=== Begin Enclosure ===
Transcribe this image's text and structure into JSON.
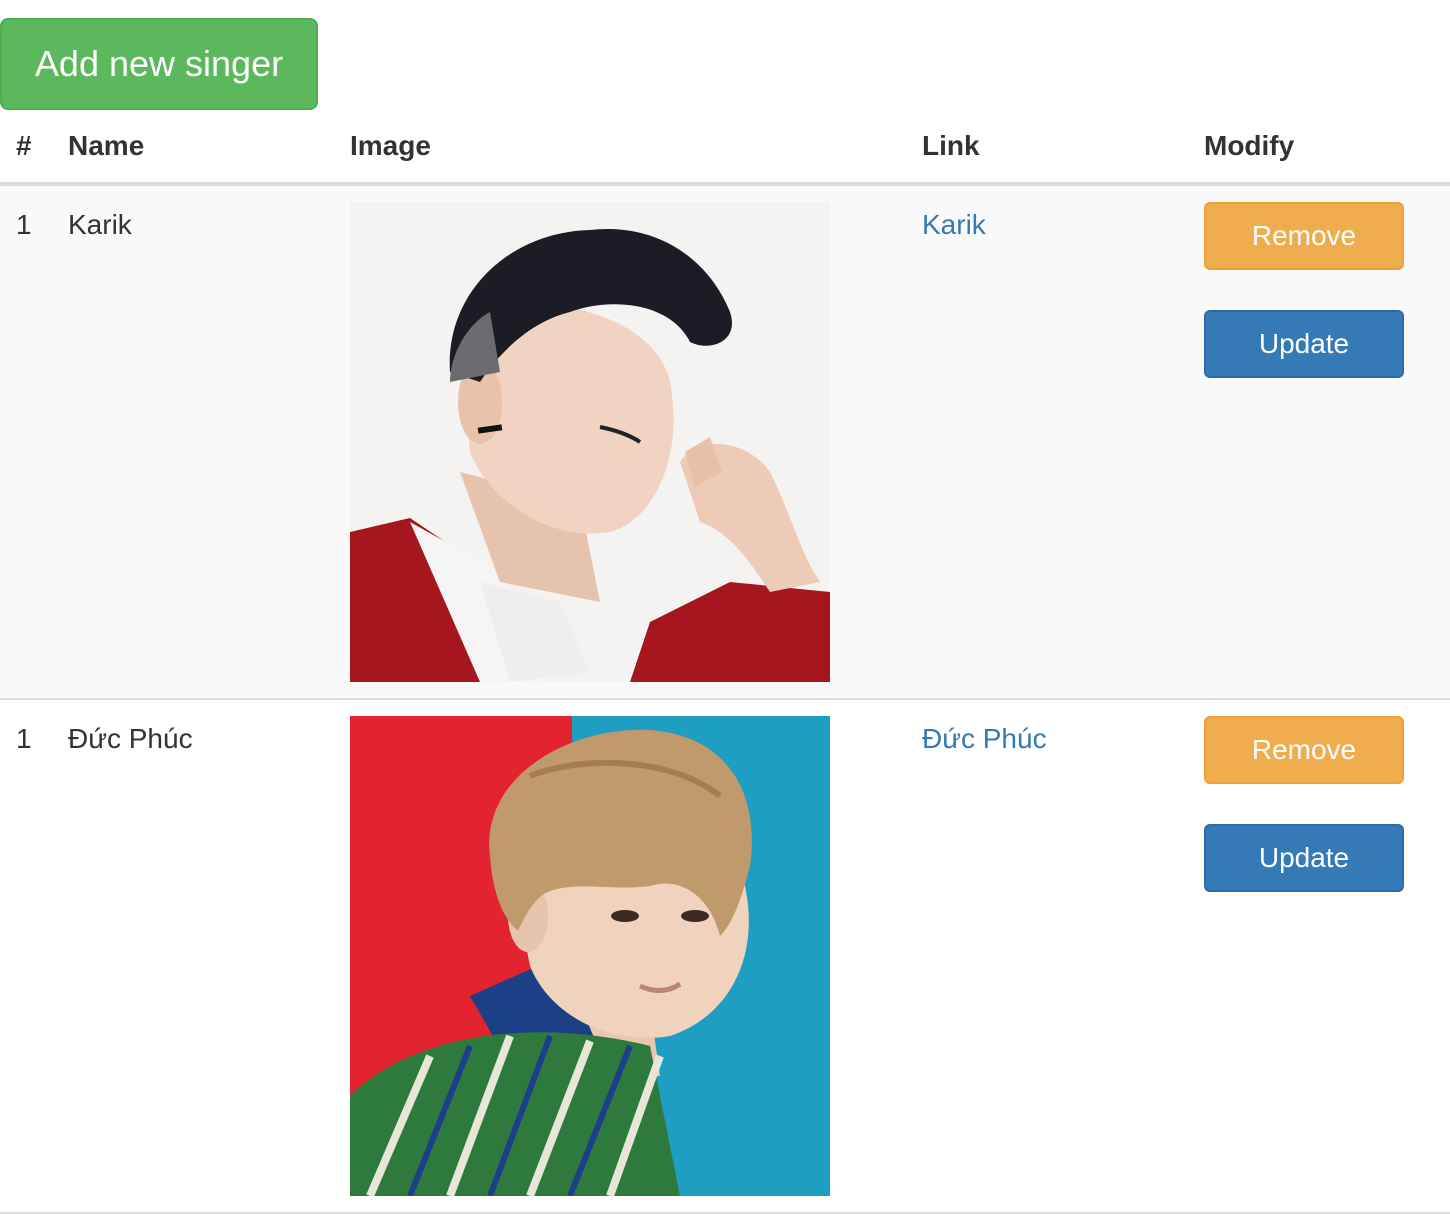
{
  "toolbar": {
    "add_label": "Add new singer"
  },
  "table": {
    "headers": {
      "num": "#",
      "name": "Name",
      "image": "Image",
      "link": "Link",
      "modify": "Modify"
    },
    "rows": [
      {
        "num": "1",
        "name": "Karik",
        "image": {
          "alt": "Karik"
        },
        "link": "Karik",
        "remove_label": "Remove",
        "update_label": "Update"
      },
      {
        "num": "1",
        "name": "Đức Phúc",
        "image": {
          "alt": "Đức Phúc"
        },
        "link": "Đức Phúc",
        "remove_label": "Remove",
        "update_label": "Update"
      }
    ]
  },
  "colors": {
    "success": "#5cb85c",
    "warning": "#f0ad4e",
    "primary": "#337ab7",
    "link": "#337ab7"
  }
}
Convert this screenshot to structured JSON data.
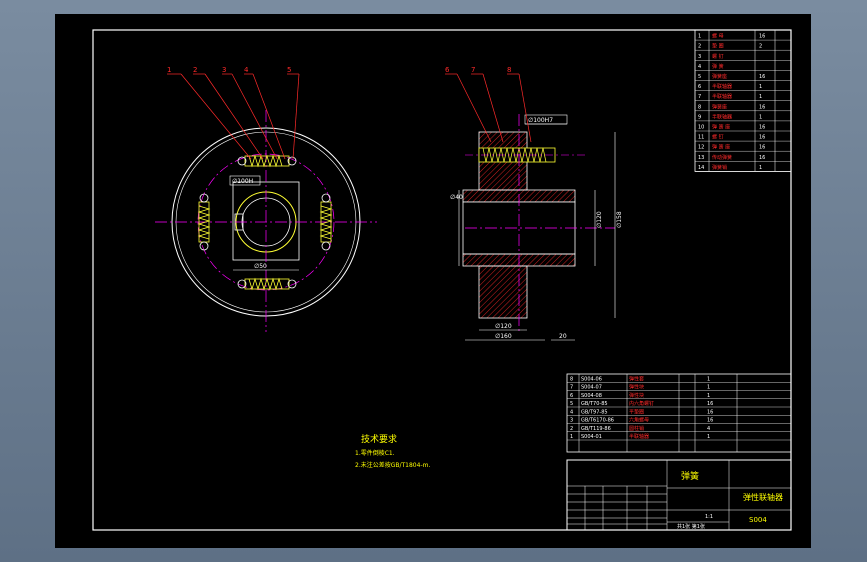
{
  "colors": {
    "frame": "#ff2a2a",
    "hatch": "#d02020",
    "centerline": "#ff00ff",
    "dimension": "#ffffff",
    "detail": "#ffff33",
    "text_yellow": "#ffff00",
    "text_white": "#ffffff"
  },
  "callouts": {
    "left_view": [
      "1",
      "2",
      "3",
      "4",
      "5"
    ],
    "section_view": [
      "6",
      "7",
      "8"
    ]
  },
  "left_view": {
    "dims": {
      "d1": "∅100H",
      "d2": "∅50"
    }
  },
  "section_view": {
    "dims": {
      "top": "∅100H7",
      "left": "∅40",
      "right_a": "∅120",
      "right_b": "∅158",
      "bottom_a": "∅120",
      "bottom_b": "∅160",
      "bottom_c": "20"
    }
  },
  "tech_requirements": {
    "title": "技术要求",
    "items": [
      "1.零件倒棱C1.",
      "2.未注公差按GB/T1804-m."
    ]
  },
  "title_block": {
    "name": "弹簧",
    "drawing_title": "弹性联轴器",
    "drawing_no": "S004",
    "scale": "1:1",
    "sheet": "共1张 第1张"
  },
  "parts_list_top": {
    "rows": [
      [
        "1",
        "螺 母",
        "16"
      ],
      [
        "2",
        "垫 圈",
        "2"
      ],
      [
        "3",
        "螺 钉",
        ""
      ],
      [
        "4",
        "弹 簧",
        ""
      ],
      [
        "5",
        "弹簧座",
        "16"
      ],
      [
        "6",
        "半联轴器",
        "1"
      ],
      [
        "7",
        "半联轴器",
        "1"
      ],
      [
        "8",
        "弹簧座",
        "16"
      ],
      [
        "9",
        "半联轴器",
        "1"
      ],
      [
        "10",
        "弹 簧 座",
        "16"
      ],
      [
        "11",
        "螺 钉",
        "16"
      ],
      [
        "12",
        "弹 簧 座",
        "16"
      ],
      [
        "13",
        "传动弹簧",
        "16"
      ],
      [
        "14",
        "弹簧销",
        "1"
      ]
    ]
  },
  "parts_list_bottom": {
    "rows": [
      [
        "S004-06",
        "弹性套",
        "",
        "1"
      ],
      [
        "S004-07",
        "弹性块",
        "",
        "1"
      ],
      [
        "S004-08",
        "弹性块",
        "",
        "1"
      ],
      [
        "GB/T70-85",
        "内六角螺钉",
        "",
        "16"
      ],
      [
        "GB/T97-85",
        "平垫圈",
        "",
        "16"
      ],
      [
        "GB/T6170-86",
        "六角螺母",
        "",
        "16"
      ],
      [
        "GB/T119-86",
        "圆柱销",
        "",
        "4"
      ],
      [
        "S004-01",
        "半联轴器",
        "",
        "1"
      ]
    ]
  }
}
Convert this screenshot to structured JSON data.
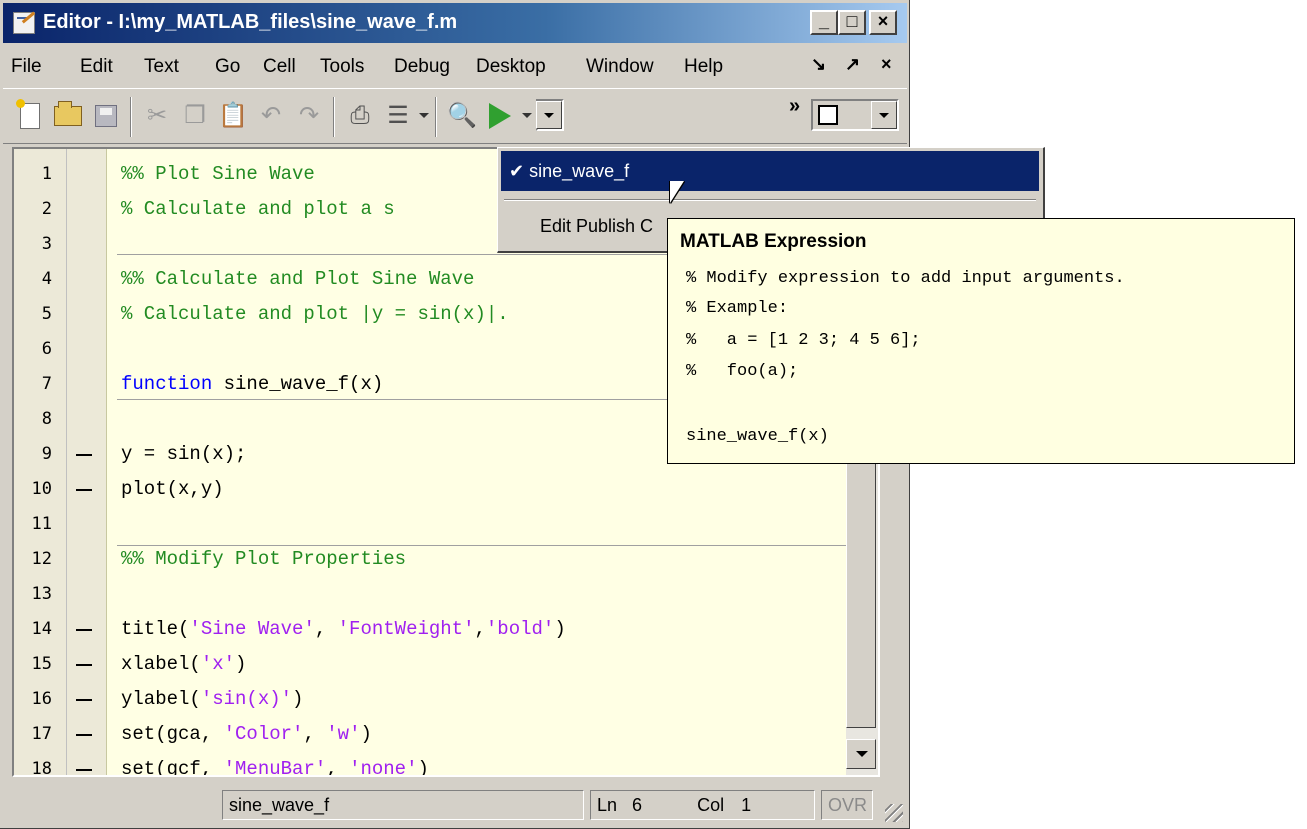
{
  "window": {
    "title": "Editor - I:\\my_MATLAB_files\\sine_wave_f.m",
    "minimize": "_",
    "maximize": "□",
    "close": "×"
  },
  "menu": {
    "items": [
      "File",
      "Edit",
      "Text",
      "Go",
      "Cell",
      "Tools",
      "Debug",
      "Desktop",
      "Window",
      "Help"
    ],
    "dock": "↘",
    "undock": "↗",
    "close": "×"
  },
  "toolbar": {
    "icons": [
      "new-file-icon",
      "open-folder-icon",
      "save-icon",
      "cut-icon",
      "copy-icon",
      "paste-icon",
      "undo-icon",
      "redo-icon",
      "print-icon",
      "publish-icon",
      "find-icon",
      "run-icon"
    ],
    "cut_glyph": "✂",
    "copy_glyph": "❐",
    "paste_glyph": "📋",
    "undo_glyph": "↶",
    "redo_glyph": "↷",
    "print_glyph": "⎙",
    "publish_glyph": "☰",
    "find_glyph": "🔍",
    "overflow": "»"
  },
  "editor": {
    "lines": [
      {
        "n": "1",
        "bp": false,
        "parts": [
          {
            "t": "%% Plot Sine Wave",
            "c": "com"
          }
        ]
      },
      {
        "n": "2",
        "bp": false,
        "parts": [
          {
            "t": "% Calculate and plot a s",
            "c": "com"
          }
        ]
      },
      {
        "n": "3",
        "bp": false,
        "parts": []
      },
      {
        "n": "4",
        "bp": false,
        "parts": [
          {
            "t": "%% Calculate and Plot Sine Wave",
            "c": "com"
          }
        ]
      },
      {
        "n": "5",
        "bp": false,
        "parts": [
          {
            "t": "% Calculate and plot |y = sin(x)|.",
            "c": "com"
          }
        ]
      },
      {
        "n": "6",
        "bp": false,
        "parts": []
      },
      {
        "n": "7",
        "bp": false,
        "parts": [
          {
            "t": "function",
            "c": "kw"
          },
          {
            "t": " sine_wave_f(x)",
            "c": "def"
          }
        ]
      },
      {
        "n": "8",
        "bp": false,
        "parts": []
      },
      {
        "n": "9",
        "bp": true,
        "parts": [
          {
            "t": "y = sin(x);",
            "c": "def"
          }
        ]
      },
      {
        "n": "10",
        "bp": true,
        "parts": [
          {
            "t": "plot(x,y)",
            "c": "def"
          }
        ]
      },
      {
        "n": "11",
        "bp": false,
        "parts": []
      },
      {
        "n": "12",
        "bp": false,
        "parts": [
          {
            "t": "%% Modify Plot Properties",
            "c": "com"
          }
        ]
      },
      {
        "n": "13",
        "bp": false,
        "parts": []
      },
      {
        "n": "14",
        "bp": true,
        "parts": [
          {
            "t": "title(",
            "c": "def"
          },
          {
            "t": "'Sine Wave'",
            "c": "str"
          },
          {
            "t": ", ",
            "c": "def"
          },
          {
            "t": "'FontWeight'",
            "c": "str"
          },
          {
            "t": ",",
            "c": "def"
          },
          {
            "t": "'bold'",
            "c": "str"
          },
          {
            "t": ")",
            "c": "def"
          }
        ]
      },
      {
        "n": "15",
        "bp": true,
        "parts": [
          {
            "t": "xlabel(",
            "c": "def"
          },
          {
            "t": "'x'",
            "c": "str"
          },
          {
            "t": ")",
            "c": "def"
          }
        ]
      },
      {
        "n": "16",
        "bp": true,
        "parts": [
          {
            "t": "ylabel(",
            "c": "def"
          },
          {
            "t": "'sin(x)'",
            "c": "str"
          },
          {
            "t": ")",
            "c": "def"
          }
        ]
      },
      {
        "n": "17",
        "bp": true,
        "parts": [
          {
            "t": "set(gca, ",
            "c": "def"
          },
          {
            "t": "'Color'",
            "c": "str"
          },
          {
            "t": ", ",
            "c": "def"
          },
          {
            "t": "'w'",
            "c": "str"
          },
          {
            "t": ")",
            "c": "def"
          }
        ]
      },
      {
        "n": "18",
        "bp": true,
        "parts": [
          {
            "t": "set(gcf, ",
            "c": "def"
          },
          {
            "t": "'MenuBar'",
            "c": "str"
          },
          {
            "t": ", ",
            "c": "def"
          },
          {
            "t": "'none'",
            "c": "str"
          },
          {
            "t": ")",
            "c": "def"
          }
        ]
      }
    ]
  },
  "dropdown": {
    "selected": "✔ sine_wave_f",
    "item2": "Edit Publish C"
  },
  "tooltip": {
    "title": "MATLAB Expression",
    "lines": [
      "% Modify expression to add input arguments.",
      "% Example:",
      "%   a = [1 2 3; 4 5 6];",
      "%   foo(a);",
      "",
      "sine_wave_f(x)"
    ]
  },
  "status": {
    "function_name": "sine_wave_f",
    "ln_label": "Ln",
    "ln_value": "6",
    "col_label": "Col",
    "col_value": "1",
    "ovr": "OVR"
  },
  "colors": {
    "comment": "#228b22",
    "keyword": "#0000ff",
    "string": "#a020f0",
    "code_bg": "#ffffe4",
    "selection": "#0a246a",
    "tooltip_bg": "#ffffe1"
  }
}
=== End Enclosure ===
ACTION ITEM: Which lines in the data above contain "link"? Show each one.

OUTPUT BELOW:
      "link": "Link",
        "link": "Karik",
        "link": "Đức Phúc",
    "link": "#337ab7"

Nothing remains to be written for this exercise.